| TASK DETAILS |
Reproduce the data below exactly. Skip the pictures.

App and web page records

-- -- --

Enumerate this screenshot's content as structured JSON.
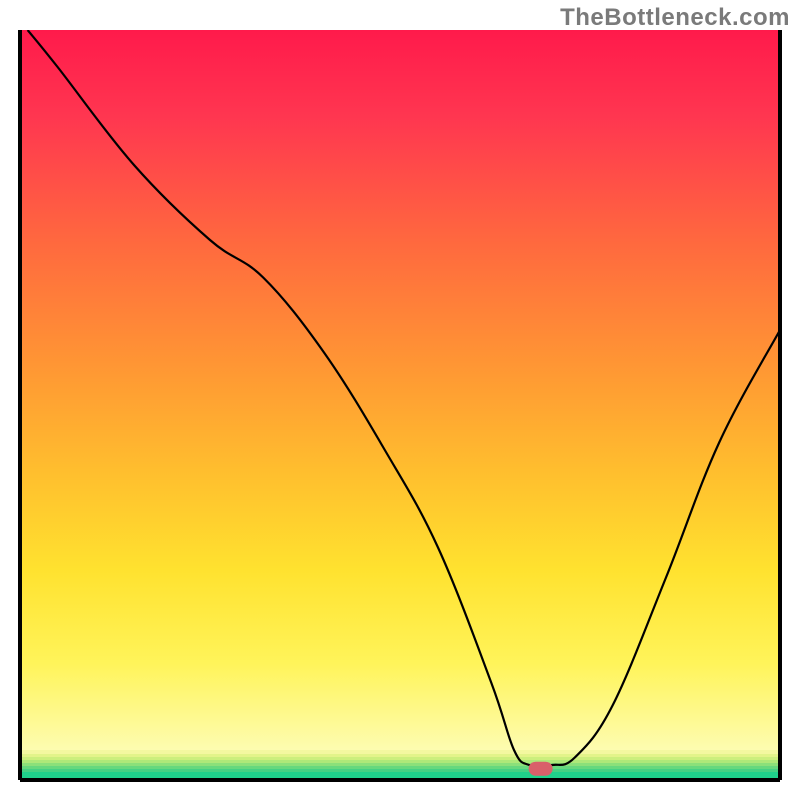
{
  "watermark": "TheBottleneck.com",
  "chart_data": {
    "type": "line",
    "title": "",
    "xlabel": "",
    "ylabel": "",
    "xlim": [
      0,
      100
    ],
    "ylim": [
      0,
      100
    ],
    "grid": false,
    "legend": false,
    "series": [
      {
        "name": "bottleneck-curve",
        "x": [
          1,
          5,
          15,
          25,
          32,
          40,
          48,
          55,
          62,
          65,
          67,
          70,
          73,
          78,
          85,
          92,
          100
        ],
        "y": [
          100,
          95,
          82,
          72,
          67,
          57,
          44,
          31,
          13,
          4,
          2,
          2,
          3,
          10,
          27,
          45,
          60
        ]
      }
    ],
    "marker": {
      "name": "optimal-point",
      "x": 68.5,
      "y": 1.5,
      "color": "#d9606a"
    },
    "background_bands_note": "vertical gradient from red (top) through orange/yellow to green (bottom), with green concentrated in bottom ~4% of plot",
    "axes": {
      "frame_color": "#000000",
      "frame_width": 3
    }
  }
}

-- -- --

| ANSWER AREA |
Enumerate this screenshot's content as structured JSON.
{
  "watermark": "TheBottleneck.com",
  "chart_data": {
    "type": "line",
    "title": "",
    "xlabel": "",
    "ylabel": "",
    "xlim": [
      0,
      100
    ],
    "ylim": [
      0,
      100
    ],
    "grid": false,
    "legend": false,
    "series": [
      {
        "name": "bottleneck-curve",
        "x": [
          1,
          5,
          15,
          25,
          32,
          40,
          48,
          55,
          62,
          65,
          67,
          70,
          73,
          78,
          85,
          92,
          100
        ],
        "y": [
          100,
          95,
          82,
          72,
          67,
          57,
          44,
          31,
          13,
          4,
          2,
          2,
          3,
          10,
          27,
          45,
          60
        ]
      }
    ],
    "marker": {
      "name": "optimal-point",
      "x": 68.5,
      "y": 1.5,
      "color": "#d9606a"
    },
    "background_bands_note": "vertical gradient from red (top) through orange/yellow to green (bottom), with green concentrated in bottom ~4% of plot",
    "axes": {
      "frame_color": "#000000",
      "frame_width": 3
    }
  }
}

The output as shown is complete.